RBPJk-dependent Notch Signaling Regulates Mesenchymal Progenitor Cell Proliferation and Differentiation During Skeletal Development.

(2010) Development. 137(9): 1461-1471.

Dong Y*, Jesse A*, Kohn A, Gunnell LM, Honjo T, Zuscik MJ, O’Keefe RJ, and Hilton MJ.

 

This publication demonstrates for the first time that the RBPjkappa-dependent Notch signaling pathway is a crucial regulator of mesenchymal progenitor cell (MPC) proliferation and differentiation during skeletal development. We also implicated the Notch pathway as a general suppressor of MPC differentiation that does not bias lineage allocation. Finally, Hes1 was identified as an RBPjk-dependent Notch target gene important for MPC maintenance and the suppression of in vitro chondrogenesis.

 

Notch Signaling Maintains Bone Marrow Mesenchymal Progenitors by Suppressing Osteoblast Differentiation.

(2008) Nature Medicine. 14 (3): 306-14.

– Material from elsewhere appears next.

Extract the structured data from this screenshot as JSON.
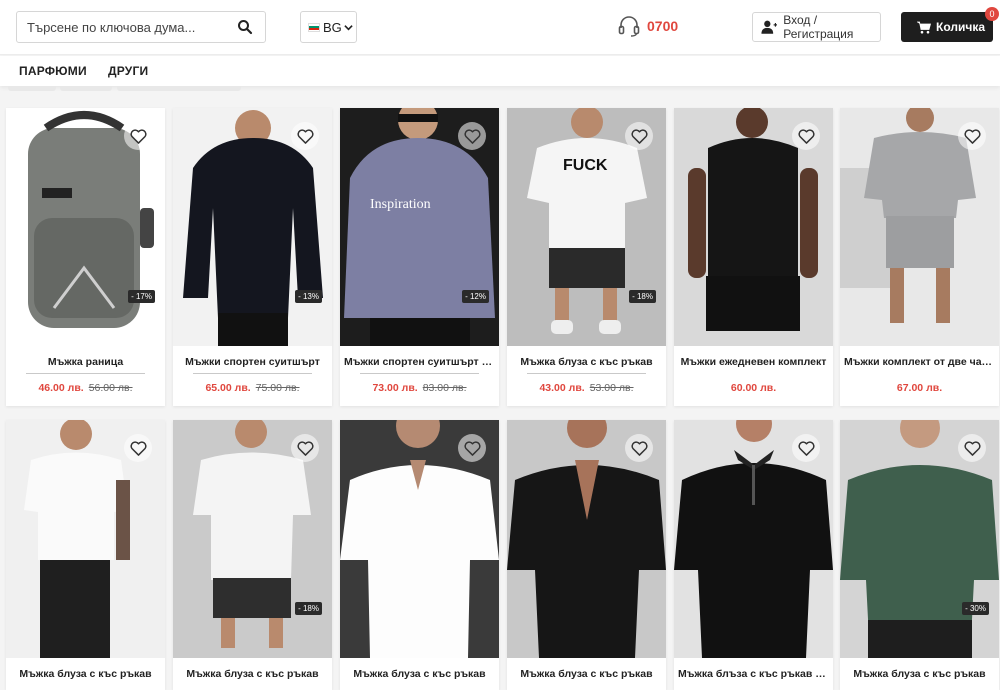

Hilton MJ*, Tu X*, Bai S, Zhao H, Kobayashi T, Kronenberg HM, Teitelbaum SL, Ross FP, Kopan R, and Long F. 

 

This publication was the first to demonstrate the importance of Notch signaling in bone marrow mesenchymal progenitor cells.  Our data support a model wherein Notch signaling in bone marrow normally acts to maintain a pool of mesenchymal progenitors by suppressing osteoblast differentiation. Thus, mesenchymal progenitors may be expanded in vitro by activating the Notch pathway, whereas bone formation in vivo may be enhanced by transiently suppressing this pathway.